╔══
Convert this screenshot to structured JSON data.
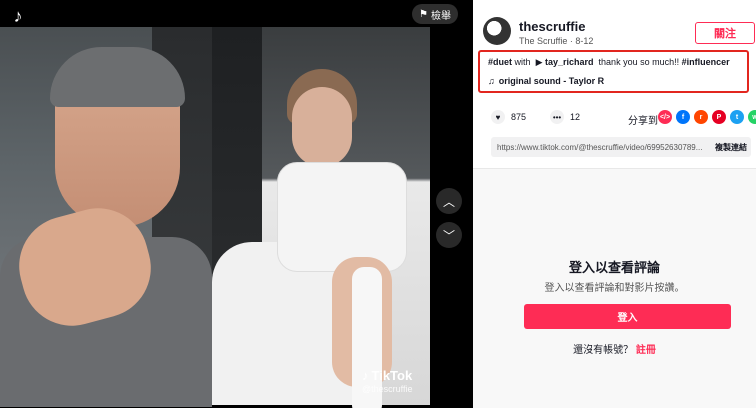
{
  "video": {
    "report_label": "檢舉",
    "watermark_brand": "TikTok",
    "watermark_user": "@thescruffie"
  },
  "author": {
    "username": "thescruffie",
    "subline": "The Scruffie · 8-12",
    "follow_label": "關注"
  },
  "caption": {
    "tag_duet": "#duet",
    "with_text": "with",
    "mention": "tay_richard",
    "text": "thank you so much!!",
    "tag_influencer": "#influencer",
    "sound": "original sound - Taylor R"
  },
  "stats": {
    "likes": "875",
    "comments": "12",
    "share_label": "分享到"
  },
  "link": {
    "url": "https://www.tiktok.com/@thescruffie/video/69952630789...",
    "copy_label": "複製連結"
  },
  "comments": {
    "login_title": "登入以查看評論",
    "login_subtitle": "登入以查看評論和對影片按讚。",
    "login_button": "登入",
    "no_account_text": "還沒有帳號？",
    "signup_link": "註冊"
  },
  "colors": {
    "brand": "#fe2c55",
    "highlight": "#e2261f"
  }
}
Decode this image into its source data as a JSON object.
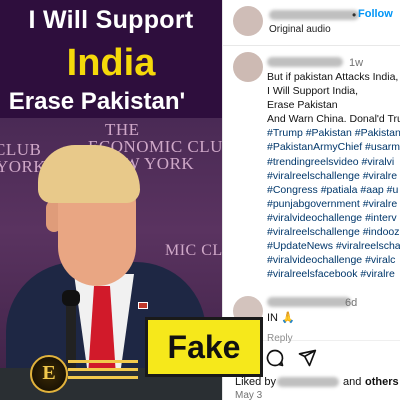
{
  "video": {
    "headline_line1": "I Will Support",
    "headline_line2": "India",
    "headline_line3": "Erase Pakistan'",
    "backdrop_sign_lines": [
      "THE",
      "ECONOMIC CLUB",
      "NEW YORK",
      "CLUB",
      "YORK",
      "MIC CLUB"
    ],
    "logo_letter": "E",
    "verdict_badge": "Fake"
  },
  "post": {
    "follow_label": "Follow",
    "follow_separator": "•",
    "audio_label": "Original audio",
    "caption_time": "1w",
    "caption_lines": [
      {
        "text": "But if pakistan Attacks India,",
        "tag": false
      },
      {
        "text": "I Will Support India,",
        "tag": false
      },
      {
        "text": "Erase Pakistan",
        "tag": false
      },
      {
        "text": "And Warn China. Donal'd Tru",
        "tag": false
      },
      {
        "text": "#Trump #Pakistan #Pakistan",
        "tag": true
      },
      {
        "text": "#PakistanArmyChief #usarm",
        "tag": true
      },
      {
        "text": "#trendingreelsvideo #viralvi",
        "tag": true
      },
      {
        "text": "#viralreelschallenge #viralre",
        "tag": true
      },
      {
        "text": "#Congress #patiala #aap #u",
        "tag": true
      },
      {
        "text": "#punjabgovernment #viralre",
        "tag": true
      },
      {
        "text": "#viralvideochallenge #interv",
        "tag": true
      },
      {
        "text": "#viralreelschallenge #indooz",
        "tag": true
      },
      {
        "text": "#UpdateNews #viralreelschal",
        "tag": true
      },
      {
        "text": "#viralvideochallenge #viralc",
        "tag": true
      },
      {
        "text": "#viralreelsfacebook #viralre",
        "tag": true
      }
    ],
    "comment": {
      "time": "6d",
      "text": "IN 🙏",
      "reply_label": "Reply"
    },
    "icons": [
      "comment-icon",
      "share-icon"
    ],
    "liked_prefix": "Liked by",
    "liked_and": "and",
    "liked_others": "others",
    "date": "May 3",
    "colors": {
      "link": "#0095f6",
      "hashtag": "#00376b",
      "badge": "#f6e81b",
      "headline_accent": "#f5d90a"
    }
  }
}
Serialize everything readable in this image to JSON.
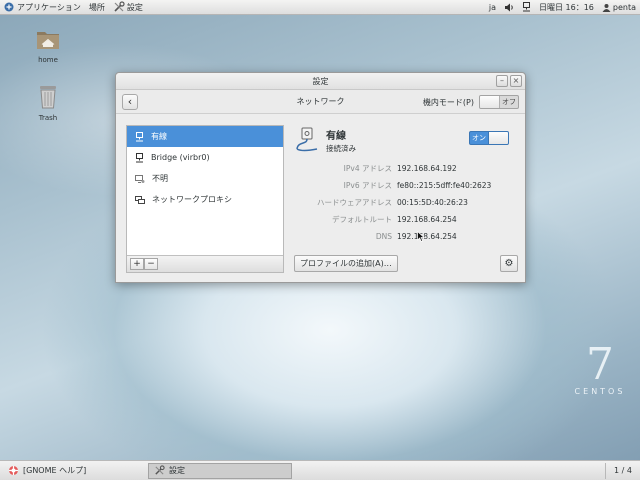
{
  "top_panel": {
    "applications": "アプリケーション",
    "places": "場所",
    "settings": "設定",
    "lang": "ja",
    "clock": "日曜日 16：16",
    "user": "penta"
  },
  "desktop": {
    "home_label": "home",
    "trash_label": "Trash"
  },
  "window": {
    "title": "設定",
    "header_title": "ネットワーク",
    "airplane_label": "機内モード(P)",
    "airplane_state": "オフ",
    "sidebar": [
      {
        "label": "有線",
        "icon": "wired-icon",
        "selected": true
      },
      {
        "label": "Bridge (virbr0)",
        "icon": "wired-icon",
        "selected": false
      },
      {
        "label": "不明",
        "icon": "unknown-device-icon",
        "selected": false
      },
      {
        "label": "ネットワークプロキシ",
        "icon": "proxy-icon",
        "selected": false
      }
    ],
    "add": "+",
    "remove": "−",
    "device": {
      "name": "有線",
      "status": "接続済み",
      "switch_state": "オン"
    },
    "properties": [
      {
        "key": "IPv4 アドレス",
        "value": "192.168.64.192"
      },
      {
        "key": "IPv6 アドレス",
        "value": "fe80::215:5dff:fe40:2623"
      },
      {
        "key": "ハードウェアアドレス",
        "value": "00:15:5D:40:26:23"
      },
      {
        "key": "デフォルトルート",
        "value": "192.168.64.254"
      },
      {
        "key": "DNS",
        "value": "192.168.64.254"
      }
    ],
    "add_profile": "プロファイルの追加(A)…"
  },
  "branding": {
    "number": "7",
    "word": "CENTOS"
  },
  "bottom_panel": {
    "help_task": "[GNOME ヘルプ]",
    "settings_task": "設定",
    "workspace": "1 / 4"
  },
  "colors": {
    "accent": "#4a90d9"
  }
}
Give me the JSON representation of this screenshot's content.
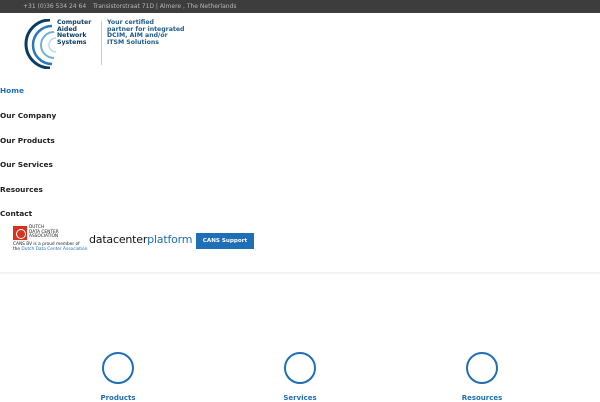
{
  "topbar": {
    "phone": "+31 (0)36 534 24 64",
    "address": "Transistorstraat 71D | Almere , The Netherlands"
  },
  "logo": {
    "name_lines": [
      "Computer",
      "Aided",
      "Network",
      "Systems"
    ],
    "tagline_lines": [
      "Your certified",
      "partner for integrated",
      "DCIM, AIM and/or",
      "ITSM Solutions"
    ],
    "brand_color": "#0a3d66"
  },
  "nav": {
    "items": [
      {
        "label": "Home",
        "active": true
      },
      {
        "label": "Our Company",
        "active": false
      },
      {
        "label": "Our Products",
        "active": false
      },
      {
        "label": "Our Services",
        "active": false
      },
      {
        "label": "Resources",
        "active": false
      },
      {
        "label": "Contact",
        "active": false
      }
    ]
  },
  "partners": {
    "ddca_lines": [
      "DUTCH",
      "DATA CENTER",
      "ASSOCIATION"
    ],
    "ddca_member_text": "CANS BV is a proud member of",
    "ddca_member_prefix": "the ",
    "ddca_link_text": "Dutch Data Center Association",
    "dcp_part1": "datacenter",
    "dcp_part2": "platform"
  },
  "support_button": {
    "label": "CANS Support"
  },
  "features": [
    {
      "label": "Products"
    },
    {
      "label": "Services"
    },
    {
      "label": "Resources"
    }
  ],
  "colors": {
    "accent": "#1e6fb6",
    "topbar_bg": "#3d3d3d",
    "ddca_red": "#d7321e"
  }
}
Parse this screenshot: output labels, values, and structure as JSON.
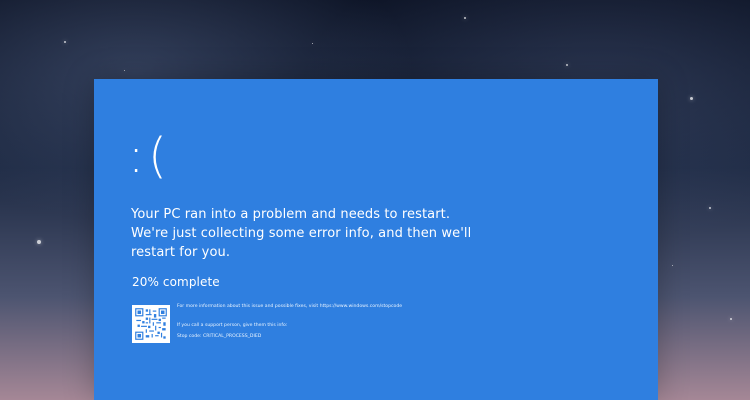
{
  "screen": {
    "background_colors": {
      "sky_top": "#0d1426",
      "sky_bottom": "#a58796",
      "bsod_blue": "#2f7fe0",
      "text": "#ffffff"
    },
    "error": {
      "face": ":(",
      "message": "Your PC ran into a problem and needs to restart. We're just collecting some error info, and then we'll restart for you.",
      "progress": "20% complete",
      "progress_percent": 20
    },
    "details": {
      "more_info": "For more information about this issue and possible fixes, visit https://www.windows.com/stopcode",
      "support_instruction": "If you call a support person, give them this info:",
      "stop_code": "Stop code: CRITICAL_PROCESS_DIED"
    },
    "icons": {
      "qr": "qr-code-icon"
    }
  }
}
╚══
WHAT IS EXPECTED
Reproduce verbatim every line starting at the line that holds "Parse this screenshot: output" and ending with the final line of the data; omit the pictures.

TASK OUTPUT
Parse this screenshot: output labels, values, and structure as JSON.
{
  "screen": {
    "background_colors": {
      "sky_top": "#0d1426",
      "sky_bottom": "#a58796",
      "bsod_blue": "#2f7fe0",
      "text": "#ffffff"
    },
    "error": {
      "face": ":(",
      "message": "Your PC ran into a problem and needs to restart. We're just collecting some error info, and then we'll restart for you.",
      "progress": "20% complete",
      "progress_percent": 20
    },
    "details": {
      "more_info": "For more information about this issue and possible fixes, visit https://www.windows.com/stopcode",
      "support_instruction": "If you call a support person, give them this info:",
      "stop_code": "Stop code: CRITICAL_PROCESS_DIED"
    },
    "icons": {
      "qr": "qr-code-icon"
    }
  }
}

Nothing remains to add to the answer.